McDonald’s first foray into the plant-based protein patty market in North America is launching today in Canada.

The company’s “P.L.T.” (plant, lettuce, and tomato) sandwich, which uses patties from Beyond Meat, is now on sale at several locations in Canada.

This isn’t the first new vegetarian sandwich to launch at a “Golden Arches” location this year. Back in April, the company launched a new vegan sandwich for customers in its franchise locations across Germany.

McDonald’s has had vegetarian and vegan sandwich options on its international menu sporadically for years. Two years ago, it partnered with a specialty Norwegian food company called Orkla to launch its McVegan burger in Finland and Sweden.

With the launch in North American locations, McDonald’s is taking another step down the path toward potentially adding a vegetarian sandwich option to its menu in the U.S.

As the largest fast food restaurant in the world, any steps McDonald’s takes to move to adopt a plant-based protein product from Beyond Meat would represent a significant boost for the company.

It’s happening at a time when some of the world’s largest companies are beginning to launch their own meat-replacement products. Nestle, which partnered with McDonald’s on the launch of their vegan burger in Germany, is using products developed from the team responsible for Sweet Earth Foods.

Nestle bought the Moss Landing, Calif.-based business back in 2017 to get into the plant-based market, just as the company was beginning its work on a plant-based patty.
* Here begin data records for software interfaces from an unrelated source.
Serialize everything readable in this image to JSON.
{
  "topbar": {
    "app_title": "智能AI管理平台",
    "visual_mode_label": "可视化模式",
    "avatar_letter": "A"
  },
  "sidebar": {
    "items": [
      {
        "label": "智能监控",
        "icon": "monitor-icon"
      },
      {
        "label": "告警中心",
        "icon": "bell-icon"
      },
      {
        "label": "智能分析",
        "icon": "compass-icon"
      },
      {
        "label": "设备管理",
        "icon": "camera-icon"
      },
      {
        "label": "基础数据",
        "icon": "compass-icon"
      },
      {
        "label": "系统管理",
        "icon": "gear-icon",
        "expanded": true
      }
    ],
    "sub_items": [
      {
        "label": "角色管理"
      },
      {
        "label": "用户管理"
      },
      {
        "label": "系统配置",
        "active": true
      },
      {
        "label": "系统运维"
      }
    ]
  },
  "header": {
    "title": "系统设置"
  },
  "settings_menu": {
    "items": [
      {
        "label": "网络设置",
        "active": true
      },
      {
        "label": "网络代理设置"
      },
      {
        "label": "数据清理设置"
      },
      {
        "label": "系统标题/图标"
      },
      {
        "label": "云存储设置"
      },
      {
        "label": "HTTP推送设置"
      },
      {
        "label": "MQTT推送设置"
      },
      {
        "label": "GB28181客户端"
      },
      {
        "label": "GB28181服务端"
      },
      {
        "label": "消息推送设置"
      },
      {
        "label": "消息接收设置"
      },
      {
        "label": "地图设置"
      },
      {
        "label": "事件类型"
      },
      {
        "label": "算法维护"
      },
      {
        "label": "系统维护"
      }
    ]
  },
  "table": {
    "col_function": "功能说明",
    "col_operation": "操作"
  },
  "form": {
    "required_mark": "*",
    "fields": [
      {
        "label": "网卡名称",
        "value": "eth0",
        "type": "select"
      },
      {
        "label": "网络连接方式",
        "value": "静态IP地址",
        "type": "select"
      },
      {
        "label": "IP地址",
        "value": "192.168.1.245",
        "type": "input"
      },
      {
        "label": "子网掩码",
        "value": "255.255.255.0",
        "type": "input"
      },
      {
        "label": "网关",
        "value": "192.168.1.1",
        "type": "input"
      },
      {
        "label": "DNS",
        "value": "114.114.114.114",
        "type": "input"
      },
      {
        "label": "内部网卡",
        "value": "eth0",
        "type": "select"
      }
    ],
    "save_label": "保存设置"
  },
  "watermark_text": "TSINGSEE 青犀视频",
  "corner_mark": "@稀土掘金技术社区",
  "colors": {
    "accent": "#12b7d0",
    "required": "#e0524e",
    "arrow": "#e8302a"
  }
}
Other large food companies like Tyson have launched protein-based meat replacements, while industry players in the prepared food space including, McCain Foods have invested in Nuggs.

The fact that McDonald’s decided to go with Beyond for its North American debut points to the fact that the market for suppliers to the biggest restaurant chains is still contested.

Indeed, the major fast food burger chains appear to be taking a largely regional strategy with vendors as supply chain issues for meatless patties seemingly remain a concern.

For instance, while Burger King uses Impossible Foods patties for its Impossible Whopper, sources have said that the company may look for a regional supplier for plant-based products in Latin America.

And it’s important to note that these pilot tests don’t mean that fast food chains will stick to keeping plant based products on the menu. Even as Beyond Meat scores its huge win with its McDonald’s pilot across 28 locations in Canada, the company’s burgers were pulled from locations in another big regional Canadian fast food chain — Tim Hortons .

Beyond Meat benefits from a wider array of plant-based offerings than its closest competitor, Impossible Foods, which has stayed focused on a replacement for ground beef. The El Segundo, Calif.-based company has inked pilot deals with KFC for a plant-based chicken nugget, and a number of fast food outlets like Dunkin, are selling the company’s breakfast sausages.

But the competition extends beyond fast food chains. Big food service vendors like Sodexo and others that cater to corporations, colleges, and universities are trying to lock in suppliers of protein replacements as well.

Meanwhile, demand for alternative proteins continues to skyrocket, with most financial analysts predicting that the market for these types of products could take a significant bite out of the traditional meat industry over the next decade.

Analysts at Barclays predict the market for alternative proteins could hit $140 billion by 2029.

“During this test, we’re excited to hear what customers love about the P.L.T. to help our global markets better understand what’s best for their customers,” said Ann Wahlgren, McDonald’s VP of Global Menu Strategy, in a statement last week. “This test allows us to learn more about real-world implications of serving the P.L.T., including customer demand and impact on restaurant operations.” .